**** Material provided

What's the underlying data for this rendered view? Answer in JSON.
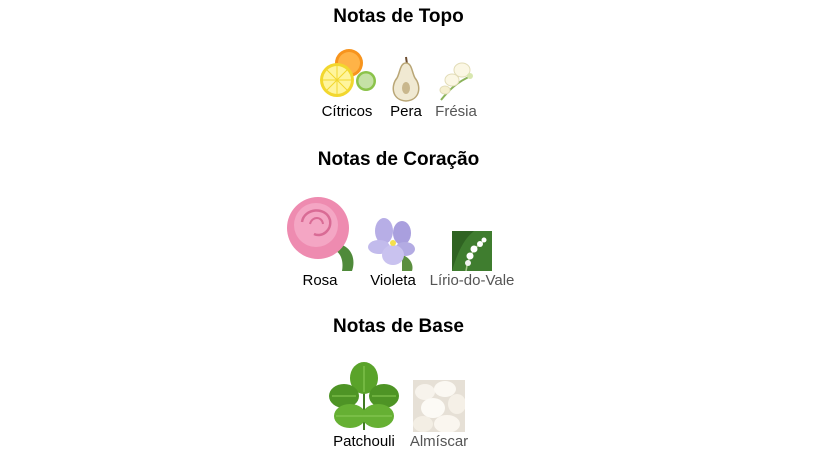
{
  "sections": [
    {
      "title": "Notas de Topo",
      "notes": [
        {
          "label": "Cítricos",
          "icon": "citrus-fruits-icon"
        },
        {
          "label": "Pera",
          "icon": "pear-icon"
        },
        {
          "label": "Frésia",
          "icon": "freesia-icon"
        }
      ]
    },
    {
      "title": "Notas de Coração",
      "notes": [
        {
          "label": "Rosa",
          "icon": "rose-icon"
        },
        {
          "label": "Violeta",
          "icon": "violet-flower-icon"
        },
        {
          "label": "Lírio-do-Vale",
          "icon": "lily-of-the-valley-icon"
        }
      ]
    },
    {
      "title": "Notas de Base",
      "notes": [
        {
          "label": "Patchouli",
          "icon": "patchouli-leaf-icon"
        },
        {
          "label": "Almíscar",
          "icon": "musk-icon"
        }
      ]
    }
  ]
}
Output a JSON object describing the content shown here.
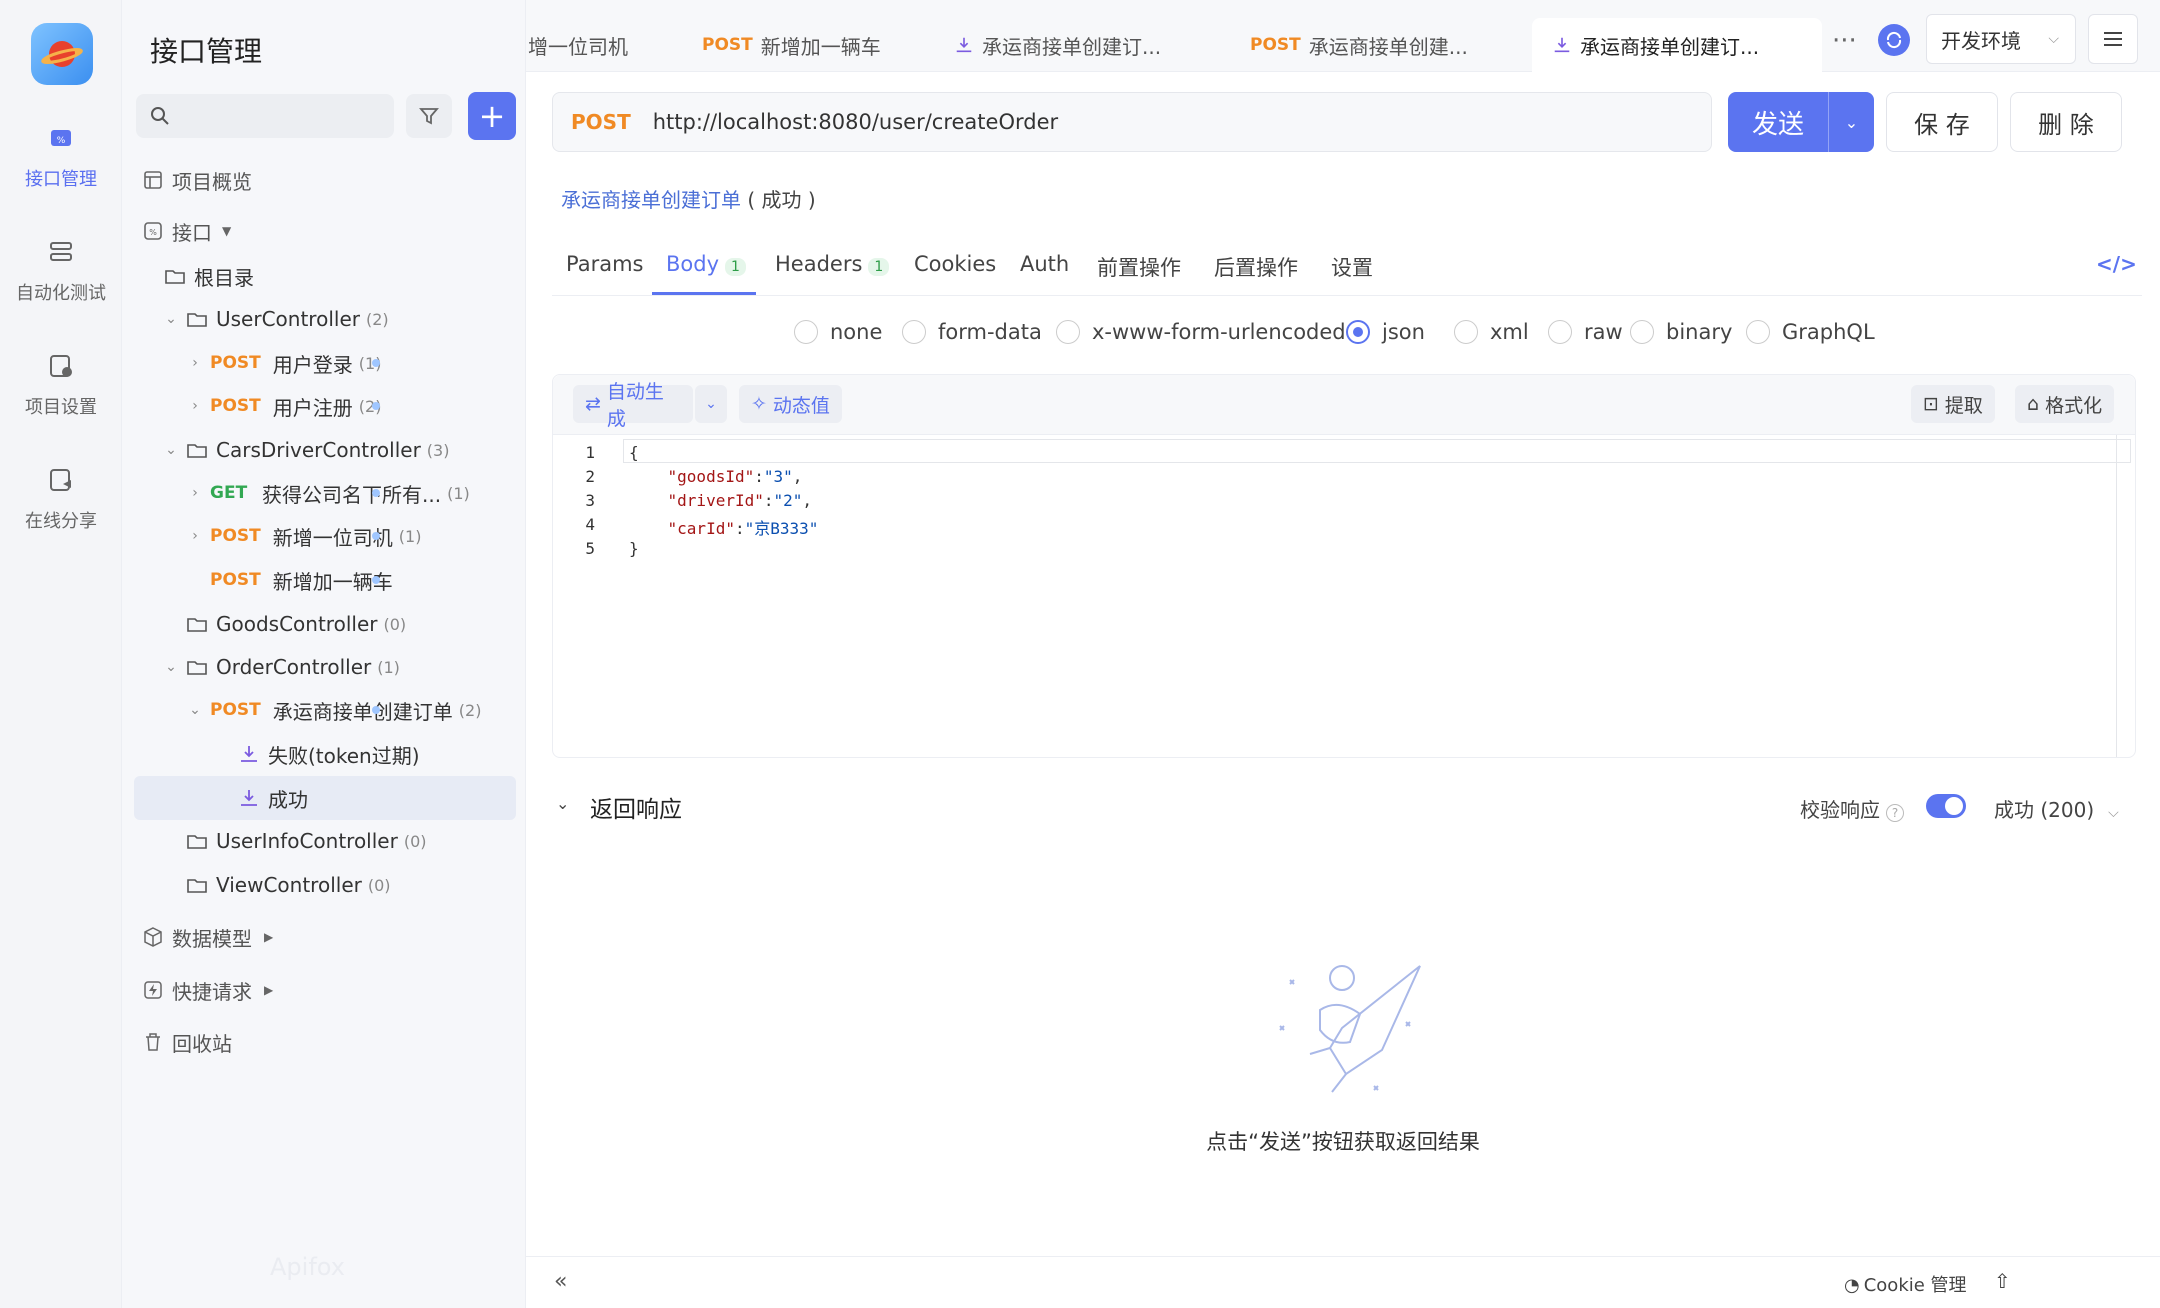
{
  "rail": {
    "items": [
      {
        "label": "接口管理",
        "icon": "api-icon"
      },
      {
        "label": "自动化测试",
        "icon": "automation-icon"
      },
      {
        "label": "项目设置",
        "icon": "settings-icon"
      },
      {
        "label": "在线分享",
        "icon": "share-icon"
      }
    ]
  },
  "tree": {
    "title": "接口管理",
    "search_placeholder": "",
    "overview": "项目概览",
    "api_label": "接口",
    "root": "根目录",
    "nodes": [
      {
        "name": "UserController",
        "count": "(2)"
      },
      {
        "method": "POST",
        "name": "用户登录",
        "count": "(1)"
      },
      {
        "method": "POST",
        "name": "用户注册",
        "count": "(2)"
      },
      {
        "name": "CarsDriverController",
        "count": "(3)"
      },
      {
        "method": "GET",
        "name": "获得公司名下所有...",
        "count": "(1)"
      },
      {
        "method": "POST",
        "name": "新增一位司机",
        "count": "(1)"
      },
      {
        "method": "POST",
        "name": "新增加一辆车",
        "count": ""
      },
      {
        "name": "GoodsController",
        "count": "(0)"
      },
      {
        "name": "OrderController",
        "count": "(1)"
      },
      {
        "method": "POST",
        "name": "承运商接单创建订单",
        "count": "(2)"
      },
      {
        "name": "失败(token过期)"
      },
      {
        "name": "成功"
      },
      {
        "name": "UserInfoController",
        "count": "(0)"
      },
      {
        "name": "ViewController",
        "count": "(0)"
      }
    ],
    "data_model": "数据模型",
    "quick_request": "快捷请求",
    "recycle": "回收站",
    "watermark": "Apifox"
  },
  "tabs": [
    {
      "method": "",
      "label": "增一位司机"
    },
    {
      "method": "POST",
      "label": "新增加一辆车"
    },
    {
      "method": "",
      "label": "承运商接单创建订..."
    },
    {
      "method": "POST",
      "label": "承运商接单创建..."
    },
    {
      "method": "",
      "label": "承运商接单创建订..."
    }
  ],
  "tabs_more": "···",
  "env": "开发环境",
  "request": {
    "method": "POST",
    "url": "http://localhost:8080/user/createOrder",
    "send": "发送",
    "save": "保 存",
    "delete": "删 除"
  },
  "crumb": {
    "link": "承运商接单创建订单",
    "state": "( 成功 )"
  },
  "subtabs": [
    {
      "label": "Params",
      "badge": ""
    },
    {
      "label": "Body",
      "badge": "1"
    },
    {
      "label": "Headers",
      "badge": "1"
    },
    {
      "label": "Cookies",
      "badge": ""
    },
    {
      "label": "Auth",
      "badge": ""
    },
    {
      "label": "前置操作",
      "badge": ""
    },
    {
      "label": "后置操作",
      "badge": ""
    },
    {
      "label": "设置",
      "badge": ""
    }
  ],
  "body_types": [
    "none",
    "form-data",
    "x-www-form-urlencoded",
    "json",
    "xml",
    "raw",
    "binary",
    "GraphQL"
  ],
  "body_selected": "json",
  "editor": {
    "auto_gen": "自动生成",
    "dynamic": "动态值",
    "extract": "提取",
    "format": "格式化",
    "lines": [
      "1",
      "2",
      "3",
      "4",
      "5"
    ]
  },
  "json_body": {
    "goodsId": "3",
    "driverId": "2",
    "carId": "京B333"
  },
  "response": {
    "title": "返回响应",
    "verify": "校验响应",
    "status": "成功 (200)",
    "empty": "点击“发送”按钮获取返回结果"
  },
  "footer": {
    "cookie": "Cookie 管理"
  },
  "colors": {
    "accent": "#5b74f0",
    "post": "#f08a24",
    "get": "#32a852"
  }
}
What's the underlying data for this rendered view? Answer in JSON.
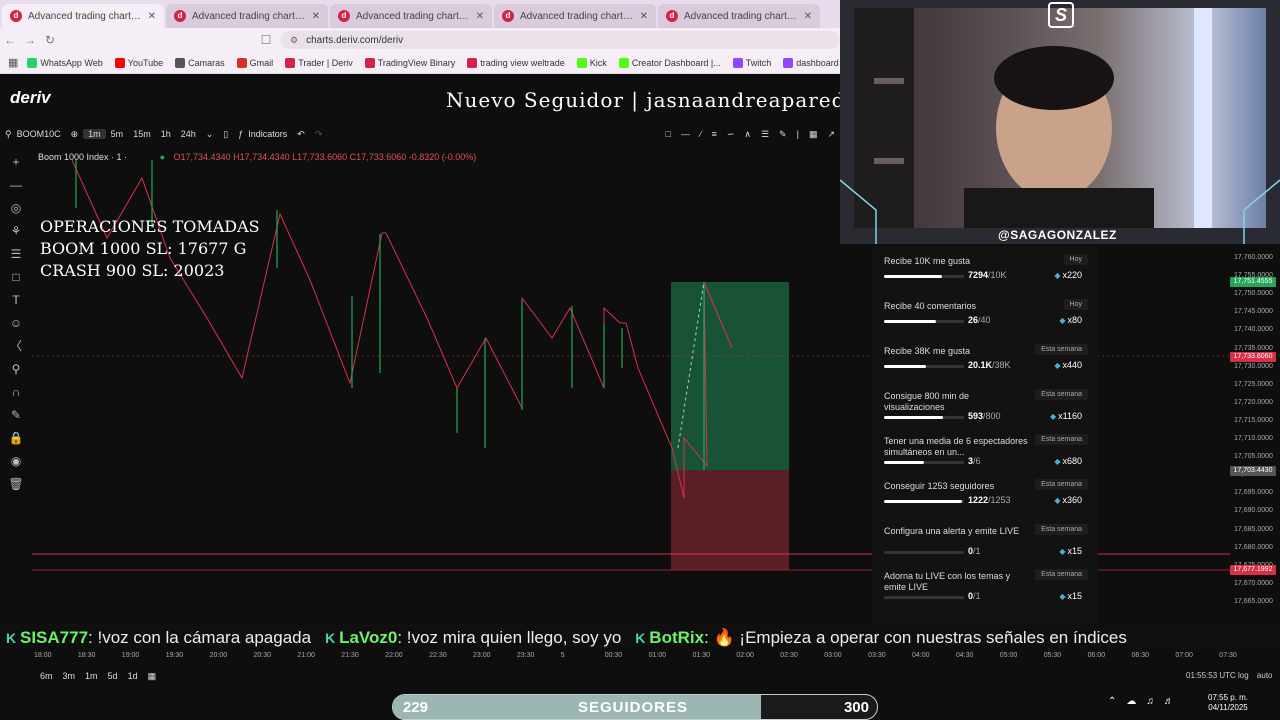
{
  "browser": {
    "tabs": [
      {
        "title": "Advanced trading charts & tools | Tr"
      },
      {
        "title": "Advanced trading charts & tools | Tr"
      },
      {
        "title": "Advanced trading charts & tools | Tr"
      },
      {
        "title": "Advanced trading charts & tools | Tr"
      },
      {
        "title": "Advanced trading charts & tools | Tr"
      }
    ],
    "url": "charts.deriv.com/deriv",
    "bookmarks": [
      {
        "label": "WhatsApp Web",
        "color": "#25d366"
      },
      {
        "label": "YouTube",
        "color": "#ff0000"
      },
      {
        "label": "Camaras",
        "color": "#555555"
      },
      {
        "label": "Gmail",
        "color": "#d93025"
      },
      {
        "label": "Trader | Deriv",
        "color": "#d4224a"
      },
      {
        "label": "TradingView Binary",
        "color": "#d4224a"
      },
      {
        "label": "trading view weltrade",
        "color": "#d4224a"
      },
      {
        "label": "Kick",
        "color": "#53fc18"
      },
      {
        "label": "Creator Dashboard |...",
        "color": "#53fc18"
      },
      {
        "label": "Twitch",
        "color": "#9146ff"
      },
      {
        "label": "dashboard twitch",
        "color": "#9146ff"
      }
    ]
  },
  "deriv": {
    "logo": "deriv",
    "follower_banner": "Nuevo Seguidor | jasnaandreaparede",
    "symbol": "BOOM10C",
    "timeframes": [
      "1m",
      "5m",
      "15m",
      "1h",
      "24h"
    ],
    "selected_timeframe": "1m",
    "indicators_label": "Indicators",
    "legend": {
      "name": "Boom 1000 Index · 1 ·",
      "ohlc": "O17,734.4340 H17,734.4340 L17,733.6060 C17,733.6060 -0.8320 (-0.00%)"
    },
    "operations_text": [
      "OPERACIONES TOMADAS",
      "BOOM 1000 SL: 17677 G",
      "CRASH 900 SL: 20023"
    ],
    "price_axis": [
      "17,760.0000",
      "17,755.0000",
      "17,750.0000",
      "17,745.0000",
      "17,740.0000",
      "17,735.0000",
      "17,730.0000",
      "17,725.0000",
      "17,720.0000",
      "17,715.0000",
      "17,710.0000",
      "17,705.0000",
      "17,700.0000",
      "17,695.0000",
      "17,690.0000",
      "17,685.0000",
      "17,680.0000",
      "17,675.0000",
      "17,670.0000",
      "17,665.0000"
    ],
    "price_tags": [
      {
        "value": "17,751.4555",
        "color": "#26a65b"
      },
      {
        "value": "17,733.6060",
        "color": "#d9304a"
      },
      {
        "value": "17,703.4430",
        "color": "#555555"
      },
      {
        "value": "17,677.1992",
        "color": "#d9304a"
      }
    ],
    "time_axis": [
      "18:00",
      "18:30",
      "19:00",
      "19:30",
      "20:00",
      "20:30",
      "21:00",
      "21:30",
      "22:00",
      "22:30",
      "23:00",
      "23:30",
      "5",
      "00:30",
      "01:00",
      "01:30",
      "02:00",
      "02:30",
      "03:00",
      "03:30",
      "04:00",
      "04:30",
      "05:00",
      "05:30",
      "06:00",
      "06:30",
      "07:00",
      "07:30"
    ],
    "ranges": [
      "6m",
      "3m",
      "1m",
      "5d",
      "1d"
    ],
    "utc_time": "01:55:53 UTC",
    "scale_log": "log",
    "scale_auto": "auto"
  },
  "webcam": {
    "handle": "@SAGAGONZALEZ",
    "logo": "S"
  },
  "goals": [
    {
      "name": "Recibe 10K me gusta",
      "period": "Hoy",
      "current": "7294",
      "target": "/10K",
      "reward": "x220",
      "fraction": 0.73
    },
    {
      "name": "Recibe 40 comentarios",
      "period": "Hoy",
      "current": "26",
      "target": "/40",
      "reward": "x80",
      "fraction": 0.65
    },
    {
      "name": "Recibe 38K me gusta",
      "period": "Esta semana",
      "current": "20.1K",
      "target": "/38K",
      "reward": "x440",
      "fraction": 0.53
    },
    {
      "name": "Consigue 800 min de visualizaciones",
      "period": "Esta semana",
      "current": "593",
      "target": "/800",
      "reward": "x1160",
      "fraction": 0.74
    },
    {
      "name": "Tener una media de 6 espectadores simultáneos en un...",
      "period": "Esta semana",
      "current": "3",
      "target": "/6",
      "reward": "x680",
      "fraction": 0.5
    },
    {
      "name": "Conseguir 1253 seguidores",
      "period": "Esta semana",
      "current": "1222",
      "target": "/1253",
      "reward": "x360",
      "fraction": 0.97
    },
    {
      "name": "Configura una alerta y emite LIVE",
      "period": "Esta semana",
      "current": "0",
      "target": "/1",
      "reward": "x15",
      "fraction": 0
    },
    {
      "name": "Adorna tu LIVE con los temas y emite LIVE",
      "period": "Esta semana",
      "current": "0",
      "target": "/1",
      "reward": "x15",
      "fraction": 0
    }
  ],
  "ticker": [
    {
      "user": "SISA777",
      "message": ": !voz con la cámara apagada"
    },
    {
      "user": "LaVoz0",
      "message": ": !voz mira quien llego, soy yo"
    },
    {
      "user": "BotRix",
      "message": ": 🔥 ¡Empieza a operar con nuestras señales en índices"
    }
  ],
  "followers": {
    "current": "229",
    "label": "SEGUIDORES",
    "goal": "300",
    "fraction": 0.76
  },
  "taskbar": {
    "time": "07:55 p. m.",
    "date": "04/11/2025"
  }
}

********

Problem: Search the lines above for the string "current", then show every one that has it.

Finished exercise:
      "current": "7294",
      "current": "26",
      "current": "20.1K",
      "current": "593",
      "current": "3",
      "current": "1222",
      "current": "0",
      "current": "0",
    "current": "229",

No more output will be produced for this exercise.